PROBLEM DETAILS:
Across the following data, state how many lines include the word "учете". Provide the number alone.

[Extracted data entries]
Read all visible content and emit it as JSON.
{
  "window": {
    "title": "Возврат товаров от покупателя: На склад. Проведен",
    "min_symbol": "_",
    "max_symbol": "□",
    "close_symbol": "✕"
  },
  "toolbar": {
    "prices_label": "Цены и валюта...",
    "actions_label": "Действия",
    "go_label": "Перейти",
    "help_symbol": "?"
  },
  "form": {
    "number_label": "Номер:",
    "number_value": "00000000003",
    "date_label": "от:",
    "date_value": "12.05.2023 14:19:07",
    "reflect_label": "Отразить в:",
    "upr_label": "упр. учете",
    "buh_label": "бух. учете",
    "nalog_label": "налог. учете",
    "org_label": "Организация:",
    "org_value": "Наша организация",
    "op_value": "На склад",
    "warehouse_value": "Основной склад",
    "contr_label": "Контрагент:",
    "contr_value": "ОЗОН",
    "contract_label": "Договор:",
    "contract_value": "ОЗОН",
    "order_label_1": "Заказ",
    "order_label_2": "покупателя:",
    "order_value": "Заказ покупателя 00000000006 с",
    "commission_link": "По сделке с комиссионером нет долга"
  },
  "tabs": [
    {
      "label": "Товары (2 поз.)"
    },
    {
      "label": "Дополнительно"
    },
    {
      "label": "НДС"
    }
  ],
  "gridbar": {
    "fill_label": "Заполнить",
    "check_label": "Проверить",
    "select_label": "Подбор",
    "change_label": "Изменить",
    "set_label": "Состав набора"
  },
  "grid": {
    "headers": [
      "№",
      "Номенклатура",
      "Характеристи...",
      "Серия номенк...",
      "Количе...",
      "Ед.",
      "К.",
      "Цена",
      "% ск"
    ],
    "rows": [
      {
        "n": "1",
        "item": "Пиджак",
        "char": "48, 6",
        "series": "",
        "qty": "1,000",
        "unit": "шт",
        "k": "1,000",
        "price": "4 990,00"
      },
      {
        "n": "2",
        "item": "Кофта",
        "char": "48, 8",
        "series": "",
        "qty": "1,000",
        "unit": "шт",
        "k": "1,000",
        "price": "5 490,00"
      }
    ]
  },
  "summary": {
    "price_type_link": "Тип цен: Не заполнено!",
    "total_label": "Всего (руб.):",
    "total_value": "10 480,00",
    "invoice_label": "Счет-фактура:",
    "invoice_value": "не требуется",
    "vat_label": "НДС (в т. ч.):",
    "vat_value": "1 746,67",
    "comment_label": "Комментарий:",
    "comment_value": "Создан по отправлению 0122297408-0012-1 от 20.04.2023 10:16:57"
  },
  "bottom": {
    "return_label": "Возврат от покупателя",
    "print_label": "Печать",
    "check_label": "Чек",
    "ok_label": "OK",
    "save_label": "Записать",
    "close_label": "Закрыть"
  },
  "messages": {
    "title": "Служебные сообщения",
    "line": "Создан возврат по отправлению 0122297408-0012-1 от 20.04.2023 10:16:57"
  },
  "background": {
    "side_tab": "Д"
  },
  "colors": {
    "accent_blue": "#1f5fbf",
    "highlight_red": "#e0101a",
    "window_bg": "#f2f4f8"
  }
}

RESULT FOR THIS TASK:
3